Advancing Civil Discourse. We promote public discussion on the nature of new forms of anti- Semitism – how to recognize it and ways to combat it, working with NGOs and civil society groups to foster thoughtful and problem-solving discussions. We do not just confront intolerance, we actively promote tolerance. We seek to educate opinion leaders and policy makers about increasing levels of anti-Semitism and how it is insidiously entering mainstream media and public settings globally. This includes the reemergence of anti-Semitism in western media, as well as in Arabic and Farsi-language regional media.
Interfaith Initiatives. Interfaith engagement, coupled with community relations and civil society outreach, reinforce religious tolerance, which is crucial to our success. As with any form of prejudice, anti- Semitism is based in ignorance and fear. It is easy to criticize and even demonize people you’ve never met. Building relationships among different ethnic and religious communities is central to tearing down walls of hostility. With increased dialogue, there is less room for stereotypes to spread. We are actively engaging faith leaders around the world, which is critical to fostering respect and understanding between communities and countries. This reinforces the importance of pluralism and the protection of the rights of all religious minorities. Next week, I will travel to Lithuania, Ukraine, and Tunisia to advance these efforts.
One recent example is the Interfaith Cooperation event co-sponsored by the United States and Indonesia, a direct response to President Obama’s challenge in his Cairo speech to turn interfaith dialogue into interfaith service. The U.S. delegation included leaders of eight faith communities. Two prominent leaders in the American Jewish community served on the delegation: Rabbi Brad Hirschfield of the National Jewish Center for Learning and Leadership and Rabbi Gerald Serotta of Clergy Beyond Borders.
We will take advantage of all opportunities to increase understanding and combat anti-Semitism. King Abdullah of Saudi Arabia has led a series of international interfaith summits that included the participation of Jewish leaders. The King Faisal International Prize for Medicine in 2009 was awarded to Stanford University cancer expert Dr. Ronald Levy, reportedly the first American Jewish scholar to win such a prize in Saudi Arabia. Though modest, this presents an opportunity to reach out to the symbolic core for Muslims around the world, where anti-Semitism remains a significant problem.
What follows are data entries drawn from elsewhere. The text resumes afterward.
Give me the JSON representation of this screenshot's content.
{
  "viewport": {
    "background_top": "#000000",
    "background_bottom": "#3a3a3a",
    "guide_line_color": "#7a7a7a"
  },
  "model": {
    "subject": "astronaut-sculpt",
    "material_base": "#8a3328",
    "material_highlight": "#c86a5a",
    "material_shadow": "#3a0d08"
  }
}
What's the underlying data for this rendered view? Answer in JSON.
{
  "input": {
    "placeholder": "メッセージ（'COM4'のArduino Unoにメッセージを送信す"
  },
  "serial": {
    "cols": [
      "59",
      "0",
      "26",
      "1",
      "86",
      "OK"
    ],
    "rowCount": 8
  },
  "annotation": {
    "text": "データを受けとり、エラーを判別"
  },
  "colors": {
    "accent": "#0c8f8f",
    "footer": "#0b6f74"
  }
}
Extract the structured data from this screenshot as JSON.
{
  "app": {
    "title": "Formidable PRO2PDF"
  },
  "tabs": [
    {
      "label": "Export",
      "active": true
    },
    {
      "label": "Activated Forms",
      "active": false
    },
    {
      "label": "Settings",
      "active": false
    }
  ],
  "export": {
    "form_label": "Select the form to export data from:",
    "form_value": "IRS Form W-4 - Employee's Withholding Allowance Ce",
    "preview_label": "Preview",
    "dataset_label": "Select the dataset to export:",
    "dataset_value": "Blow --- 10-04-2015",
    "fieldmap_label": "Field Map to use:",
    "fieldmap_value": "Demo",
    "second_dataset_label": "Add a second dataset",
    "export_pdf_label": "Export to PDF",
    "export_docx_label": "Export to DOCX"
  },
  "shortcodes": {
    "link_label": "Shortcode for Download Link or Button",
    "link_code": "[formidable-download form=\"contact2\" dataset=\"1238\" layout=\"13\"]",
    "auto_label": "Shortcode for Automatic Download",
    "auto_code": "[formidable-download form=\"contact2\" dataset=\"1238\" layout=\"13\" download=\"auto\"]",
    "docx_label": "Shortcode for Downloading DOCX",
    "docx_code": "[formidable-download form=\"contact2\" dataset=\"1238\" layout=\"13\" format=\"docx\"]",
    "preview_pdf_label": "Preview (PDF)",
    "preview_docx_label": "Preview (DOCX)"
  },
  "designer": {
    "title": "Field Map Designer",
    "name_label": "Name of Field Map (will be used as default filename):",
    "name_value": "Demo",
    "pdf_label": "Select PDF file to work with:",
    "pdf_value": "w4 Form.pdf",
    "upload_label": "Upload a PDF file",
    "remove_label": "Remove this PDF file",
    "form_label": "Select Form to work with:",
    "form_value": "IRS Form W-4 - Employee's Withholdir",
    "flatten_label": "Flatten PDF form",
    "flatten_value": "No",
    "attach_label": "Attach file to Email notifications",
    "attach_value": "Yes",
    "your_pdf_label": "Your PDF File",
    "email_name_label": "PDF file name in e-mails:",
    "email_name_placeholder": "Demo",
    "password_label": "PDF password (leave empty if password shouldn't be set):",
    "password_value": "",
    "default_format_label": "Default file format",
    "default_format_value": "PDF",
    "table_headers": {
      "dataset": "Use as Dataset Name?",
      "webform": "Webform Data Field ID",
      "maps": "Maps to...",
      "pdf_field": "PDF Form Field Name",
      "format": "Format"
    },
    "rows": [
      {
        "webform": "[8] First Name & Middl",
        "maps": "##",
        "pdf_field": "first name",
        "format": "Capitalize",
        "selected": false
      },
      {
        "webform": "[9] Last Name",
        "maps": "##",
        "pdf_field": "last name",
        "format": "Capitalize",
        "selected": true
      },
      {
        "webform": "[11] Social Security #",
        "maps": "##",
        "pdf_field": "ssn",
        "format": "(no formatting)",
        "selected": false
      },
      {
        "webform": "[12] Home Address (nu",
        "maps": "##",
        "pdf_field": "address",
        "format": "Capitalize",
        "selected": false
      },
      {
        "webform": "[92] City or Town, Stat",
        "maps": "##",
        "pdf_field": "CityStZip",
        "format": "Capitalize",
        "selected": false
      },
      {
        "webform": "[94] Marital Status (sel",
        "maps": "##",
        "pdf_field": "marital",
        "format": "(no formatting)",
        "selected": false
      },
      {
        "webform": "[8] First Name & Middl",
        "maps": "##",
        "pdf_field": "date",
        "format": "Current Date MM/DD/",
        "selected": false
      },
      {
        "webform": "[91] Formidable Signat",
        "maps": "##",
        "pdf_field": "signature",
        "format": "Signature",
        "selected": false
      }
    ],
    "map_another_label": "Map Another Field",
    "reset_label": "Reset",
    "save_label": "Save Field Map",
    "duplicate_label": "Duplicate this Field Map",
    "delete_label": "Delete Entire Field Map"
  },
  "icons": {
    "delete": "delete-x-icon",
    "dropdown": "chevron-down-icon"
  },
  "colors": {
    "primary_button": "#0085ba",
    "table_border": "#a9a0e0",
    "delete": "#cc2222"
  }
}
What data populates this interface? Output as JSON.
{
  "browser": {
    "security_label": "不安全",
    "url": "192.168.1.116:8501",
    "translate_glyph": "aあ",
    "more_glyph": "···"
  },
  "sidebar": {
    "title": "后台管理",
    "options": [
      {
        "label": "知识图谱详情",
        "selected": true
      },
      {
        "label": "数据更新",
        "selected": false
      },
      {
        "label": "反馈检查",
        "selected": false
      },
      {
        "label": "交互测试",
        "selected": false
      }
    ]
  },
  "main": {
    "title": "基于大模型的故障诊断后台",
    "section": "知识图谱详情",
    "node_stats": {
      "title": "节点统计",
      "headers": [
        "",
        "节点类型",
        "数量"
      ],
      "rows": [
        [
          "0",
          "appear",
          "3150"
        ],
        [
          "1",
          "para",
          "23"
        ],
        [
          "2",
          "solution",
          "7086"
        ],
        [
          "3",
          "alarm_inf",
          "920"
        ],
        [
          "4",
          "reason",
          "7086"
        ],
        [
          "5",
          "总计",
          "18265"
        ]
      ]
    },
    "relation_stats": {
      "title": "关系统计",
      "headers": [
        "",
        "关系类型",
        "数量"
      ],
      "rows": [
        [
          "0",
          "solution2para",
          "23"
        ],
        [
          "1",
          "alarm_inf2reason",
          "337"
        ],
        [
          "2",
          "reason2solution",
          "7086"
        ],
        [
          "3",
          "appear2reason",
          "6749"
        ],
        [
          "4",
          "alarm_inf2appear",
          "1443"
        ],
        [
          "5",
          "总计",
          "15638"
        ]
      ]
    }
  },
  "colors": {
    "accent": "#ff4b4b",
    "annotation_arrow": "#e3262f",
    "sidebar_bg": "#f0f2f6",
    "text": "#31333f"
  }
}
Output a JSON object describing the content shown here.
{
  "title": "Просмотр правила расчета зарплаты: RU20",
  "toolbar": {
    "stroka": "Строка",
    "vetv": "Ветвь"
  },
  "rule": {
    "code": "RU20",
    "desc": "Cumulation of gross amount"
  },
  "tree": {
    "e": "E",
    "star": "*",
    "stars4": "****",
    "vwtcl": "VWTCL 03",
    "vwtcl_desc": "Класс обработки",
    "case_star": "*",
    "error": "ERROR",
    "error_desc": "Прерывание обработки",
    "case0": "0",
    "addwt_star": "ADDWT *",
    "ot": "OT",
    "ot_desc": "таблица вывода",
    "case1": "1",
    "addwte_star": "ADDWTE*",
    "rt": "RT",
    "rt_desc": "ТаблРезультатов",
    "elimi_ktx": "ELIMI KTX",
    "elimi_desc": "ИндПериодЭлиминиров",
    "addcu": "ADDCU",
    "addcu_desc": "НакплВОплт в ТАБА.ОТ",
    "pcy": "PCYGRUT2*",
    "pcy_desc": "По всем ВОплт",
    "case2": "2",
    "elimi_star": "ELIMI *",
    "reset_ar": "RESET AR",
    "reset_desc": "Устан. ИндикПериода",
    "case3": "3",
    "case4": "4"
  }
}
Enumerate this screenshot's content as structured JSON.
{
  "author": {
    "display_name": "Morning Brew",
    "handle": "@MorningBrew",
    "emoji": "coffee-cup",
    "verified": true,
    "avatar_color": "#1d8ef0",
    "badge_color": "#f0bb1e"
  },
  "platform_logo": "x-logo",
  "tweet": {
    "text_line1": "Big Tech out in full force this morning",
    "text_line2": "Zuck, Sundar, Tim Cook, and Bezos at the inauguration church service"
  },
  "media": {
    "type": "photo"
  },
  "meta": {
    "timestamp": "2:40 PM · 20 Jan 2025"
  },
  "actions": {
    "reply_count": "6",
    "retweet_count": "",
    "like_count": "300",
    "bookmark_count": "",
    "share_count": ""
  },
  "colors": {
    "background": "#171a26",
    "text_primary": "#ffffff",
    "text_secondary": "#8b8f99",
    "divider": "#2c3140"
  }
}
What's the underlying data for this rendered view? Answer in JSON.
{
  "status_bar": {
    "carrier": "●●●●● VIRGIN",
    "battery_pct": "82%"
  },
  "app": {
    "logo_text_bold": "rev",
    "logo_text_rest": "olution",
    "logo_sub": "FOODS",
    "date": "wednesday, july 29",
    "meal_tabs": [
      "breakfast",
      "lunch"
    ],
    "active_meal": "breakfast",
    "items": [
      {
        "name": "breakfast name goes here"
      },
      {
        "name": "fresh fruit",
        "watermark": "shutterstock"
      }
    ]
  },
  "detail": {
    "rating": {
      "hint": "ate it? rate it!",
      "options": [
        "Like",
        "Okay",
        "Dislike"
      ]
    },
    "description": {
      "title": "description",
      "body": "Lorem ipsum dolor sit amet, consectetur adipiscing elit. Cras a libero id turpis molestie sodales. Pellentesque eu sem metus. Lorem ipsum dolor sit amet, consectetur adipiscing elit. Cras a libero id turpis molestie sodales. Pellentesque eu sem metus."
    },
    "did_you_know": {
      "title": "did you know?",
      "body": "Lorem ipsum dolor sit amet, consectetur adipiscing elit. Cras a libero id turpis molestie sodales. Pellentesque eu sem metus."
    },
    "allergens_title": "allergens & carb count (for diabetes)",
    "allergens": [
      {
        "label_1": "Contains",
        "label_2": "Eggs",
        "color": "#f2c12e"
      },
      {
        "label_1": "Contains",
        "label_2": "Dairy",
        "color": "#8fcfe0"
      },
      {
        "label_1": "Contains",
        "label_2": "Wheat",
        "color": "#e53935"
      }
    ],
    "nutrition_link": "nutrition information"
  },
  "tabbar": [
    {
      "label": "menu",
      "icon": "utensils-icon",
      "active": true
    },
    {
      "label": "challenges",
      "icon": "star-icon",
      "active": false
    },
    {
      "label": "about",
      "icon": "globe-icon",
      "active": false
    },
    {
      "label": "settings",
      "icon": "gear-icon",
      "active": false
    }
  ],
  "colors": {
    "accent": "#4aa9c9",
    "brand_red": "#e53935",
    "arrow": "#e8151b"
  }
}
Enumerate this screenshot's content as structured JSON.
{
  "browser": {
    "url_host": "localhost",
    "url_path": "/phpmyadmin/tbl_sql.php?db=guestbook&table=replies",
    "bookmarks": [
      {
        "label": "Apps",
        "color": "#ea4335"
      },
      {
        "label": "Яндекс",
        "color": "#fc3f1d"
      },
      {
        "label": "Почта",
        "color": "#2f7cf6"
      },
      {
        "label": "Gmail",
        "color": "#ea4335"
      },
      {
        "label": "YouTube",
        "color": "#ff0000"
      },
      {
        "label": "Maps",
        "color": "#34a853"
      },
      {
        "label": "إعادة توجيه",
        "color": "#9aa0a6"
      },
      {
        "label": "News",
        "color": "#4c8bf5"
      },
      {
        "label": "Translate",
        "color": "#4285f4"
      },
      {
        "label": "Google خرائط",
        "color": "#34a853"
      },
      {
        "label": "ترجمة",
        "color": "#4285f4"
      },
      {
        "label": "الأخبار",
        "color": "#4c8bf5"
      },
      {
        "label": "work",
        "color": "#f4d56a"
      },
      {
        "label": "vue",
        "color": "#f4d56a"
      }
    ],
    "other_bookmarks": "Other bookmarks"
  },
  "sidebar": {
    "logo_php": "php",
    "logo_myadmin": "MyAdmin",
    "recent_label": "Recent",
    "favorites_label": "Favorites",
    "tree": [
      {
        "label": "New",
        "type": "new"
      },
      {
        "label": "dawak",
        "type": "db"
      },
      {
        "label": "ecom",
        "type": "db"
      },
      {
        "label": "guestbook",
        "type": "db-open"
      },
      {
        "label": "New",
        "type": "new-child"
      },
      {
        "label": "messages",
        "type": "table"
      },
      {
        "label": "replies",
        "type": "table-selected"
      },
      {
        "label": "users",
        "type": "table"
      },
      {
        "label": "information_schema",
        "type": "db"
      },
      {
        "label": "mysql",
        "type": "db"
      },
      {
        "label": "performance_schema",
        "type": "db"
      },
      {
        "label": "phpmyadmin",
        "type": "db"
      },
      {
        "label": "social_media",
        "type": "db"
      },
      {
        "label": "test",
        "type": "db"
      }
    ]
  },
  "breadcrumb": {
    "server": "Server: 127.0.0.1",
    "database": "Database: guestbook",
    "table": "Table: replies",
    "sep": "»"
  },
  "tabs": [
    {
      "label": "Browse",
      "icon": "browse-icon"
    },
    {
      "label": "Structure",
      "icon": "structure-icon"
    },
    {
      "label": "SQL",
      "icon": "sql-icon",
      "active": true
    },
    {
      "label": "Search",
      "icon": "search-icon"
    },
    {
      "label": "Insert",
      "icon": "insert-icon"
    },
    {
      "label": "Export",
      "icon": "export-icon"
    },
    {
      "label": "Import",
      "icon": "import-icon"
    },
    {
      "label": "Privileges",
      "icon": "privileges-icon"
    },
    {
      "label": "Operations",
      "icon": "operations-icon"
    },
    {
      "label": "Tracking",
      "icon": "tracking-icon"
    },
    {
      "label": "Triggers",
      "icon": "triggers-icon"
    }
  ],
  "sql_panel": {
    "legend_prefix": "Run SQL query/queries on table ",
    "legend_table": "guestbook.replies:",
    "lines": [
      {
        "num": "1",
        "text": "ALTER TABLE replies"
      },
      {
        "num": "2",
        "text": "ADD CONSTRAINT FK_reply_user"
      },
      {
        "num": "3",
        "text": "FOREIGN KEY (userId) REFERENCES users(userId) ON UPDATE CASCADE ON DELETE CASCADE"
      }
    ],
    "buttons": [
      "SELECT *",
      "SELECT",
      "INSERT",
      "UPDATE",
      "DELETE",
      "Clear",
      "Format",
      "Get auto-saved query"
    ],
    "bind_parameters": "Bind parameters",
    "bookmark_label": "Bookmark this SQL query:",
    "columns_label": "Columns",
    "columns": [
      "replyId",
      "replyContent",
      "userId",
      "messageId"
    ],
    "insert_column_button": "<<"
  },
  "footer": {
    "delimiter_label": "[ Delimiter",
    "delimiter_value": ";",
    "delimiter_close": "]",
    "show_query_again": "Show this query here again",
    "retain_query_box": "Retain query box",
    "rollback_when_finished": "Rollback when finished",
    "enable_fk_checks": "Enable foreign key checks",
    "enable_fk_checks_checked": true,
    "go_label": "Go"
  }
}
The Obama Administration is strongly committed to partnering with Congress, the NGO community, religious groups, academia, foreign governments, and within international institutions to combat anti- Semitism in all its manifestations across the globe. My office, and colleagues at the Department of State, will continue to fight anti-Semitism on all fronts. To be effective, we must employ the whole range of tools—from reporting to international diplomacy, law enforcement, education, multicultural relationships, and public engagement. In so doing, we must work hard to promote three things: Acceptance, Respect, and Tolerance.
Although the Jewish story is a unique one and anti-Semitism has unique aspects – and is a story that must be told – hate is hate and intolerance is intolerance. Jews cannot eradicate anti-Semitism alone. We condemn intolerance against any and all religious and ethnic groups. We strive to eradicate anti-Semitism along with intolerance of other groups. It is in everyone’s interest to work together to promote tolerance of people of all backgrounds. Together we must combat anti-Semitism and promote tolerance so that in the 21st century this age-old scourge finally is relegated to the past. I look forward to working with you all.
Mr. Chairman, I am happy to answer your questions.